#TechSIG Featured Papers
Today's #TechSIG feature: understanding women's #physicalactivity lapses using #Fitbit & #socialnetworks. @daniarigo #wearables https://link.springer.com/article/10.1007/s10865-017-9846-y/fulltext.html …
Schumacher, L. M., Arigo, D., & Thomas, C. (2017). Understanding physical activity lapses among women: responses to lapses and the potential buffering effect of social support. Journal of Behavioral Medicine. doi:10.1007/s10865-017-9846-y
Jonassaint, C. R., Gibbs, P., Belnap, B. H., Karp, J. F., Abebe, K. K., & Rollman, B. L. (2017). Engagement and outcomes for a computerised cognitive–behavioural therapy intervention for anxiety and depression in African Americans. British Journal of Psychiatry Open,3(1), 1-5. doi:10.1192/bjpo.bp.116.003657
Blarigan, E. L., Kenfield, S. A., Tantum, L., Cadmus-Bertram, L. A., Carroll, P. R., & Chan, J. M. (2017). The Fitbit One Physical Activity Tracker in Men With Prostate Cancer: Validation Study. JMIR Cancer,3(1). doi:10.2196/cancer.6935
May, C. N., Waring, M. E., Rodrigues, S., Oleski, J. L., Olendzki, E., Evans, M., . . . Pagoto, S. L. (2016). Weight loss support seeking on twitter: the impact of weight on follow back rates and interactions. Translational Behavioral Medicine,7(1), 84-91. doi:10.1007/s13142-016-0429-1
Nigg, C. R., Mateo, D. J., & An, J. (2017). Pokémon GO May Increase Physical Activity and Decrease Sedentary Behaviors.

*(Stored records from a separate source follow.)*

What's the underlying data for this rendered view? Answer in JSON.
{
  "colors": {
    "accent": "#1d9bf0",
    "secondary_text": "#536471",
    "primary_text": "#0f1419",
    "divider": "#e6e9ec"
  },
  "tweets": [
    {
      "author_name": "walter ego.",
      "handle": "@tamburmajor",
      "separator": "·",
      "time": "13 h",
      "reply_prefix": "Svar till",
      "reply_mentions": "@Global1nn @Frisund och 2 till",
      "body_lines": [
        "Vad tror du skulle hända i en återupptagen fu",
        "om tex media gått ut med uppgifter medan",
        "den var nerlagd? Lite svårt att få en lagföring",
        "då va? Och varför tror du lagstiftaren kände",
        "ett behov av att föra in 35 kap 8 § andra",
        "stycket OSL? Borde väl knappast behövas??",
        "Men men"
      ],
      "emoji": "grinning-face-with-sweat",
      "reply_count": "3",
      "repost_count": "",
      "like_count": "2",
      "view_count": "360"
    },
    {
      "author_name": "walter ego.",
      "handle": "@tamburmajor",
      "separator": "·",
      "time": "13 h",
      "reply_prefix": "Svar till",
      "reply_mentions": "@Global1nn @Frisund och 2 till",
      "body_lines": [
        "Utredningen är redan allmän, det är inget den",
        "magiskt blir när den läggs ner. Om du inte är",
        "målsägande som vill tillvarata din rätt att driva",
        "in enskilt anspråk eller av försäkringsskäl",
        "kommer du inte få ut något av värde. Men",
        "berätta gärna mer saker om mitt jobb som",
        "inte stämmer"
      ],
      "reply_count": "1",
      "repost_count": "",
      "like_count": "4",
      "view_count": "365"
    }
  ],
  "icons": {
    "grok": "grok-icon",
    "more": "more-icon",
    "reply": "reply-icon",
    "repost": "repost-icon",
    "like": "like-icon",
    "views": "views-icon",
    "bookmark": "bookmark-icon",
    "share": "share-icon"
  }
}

American Journal of Public Health,107(1), 37-38. doi:10.2105/ajph.2016.303532
Serrano, K. J., Coa, K. I., Yu, M., Wolff-Hughes, D. L., & Atienza, A. A. (2017). Characterizing user engagement with health app data: a data mining approach. Translational Behavioral Medicine. doi:10.1007/s13142-017-0508-y
Goldstein, C. M., Gathright, E. C., Gunstad, J., Dolansky, M. A., Redle, J. D., Josephson, R., . . . Hughes, J. W. (2017). Depressive symptoms moderate the relationship between medication regimen complexity and objectively measured medication adherence in adults with heart failure. Journal of Behavioral Medicine,40(4), 602-611. doi:10.1007/s10865-017-9829-z
Kim, S. J., Marsch, L. A., Brunette, M. F., & Dallery, J. (2017). Harnessing Facebook for Smoking Reduction and Cessation Interventions: Facebook User Engagement and Social Support Predict Smoking Reduction. Journal of Medical Internet Research,19(5). doi:10.2196/jmir.6681
The BIT SIG held its first Twitter Chat on January 19, 2017. The chat discussed ways to overcome technology challenges in health research.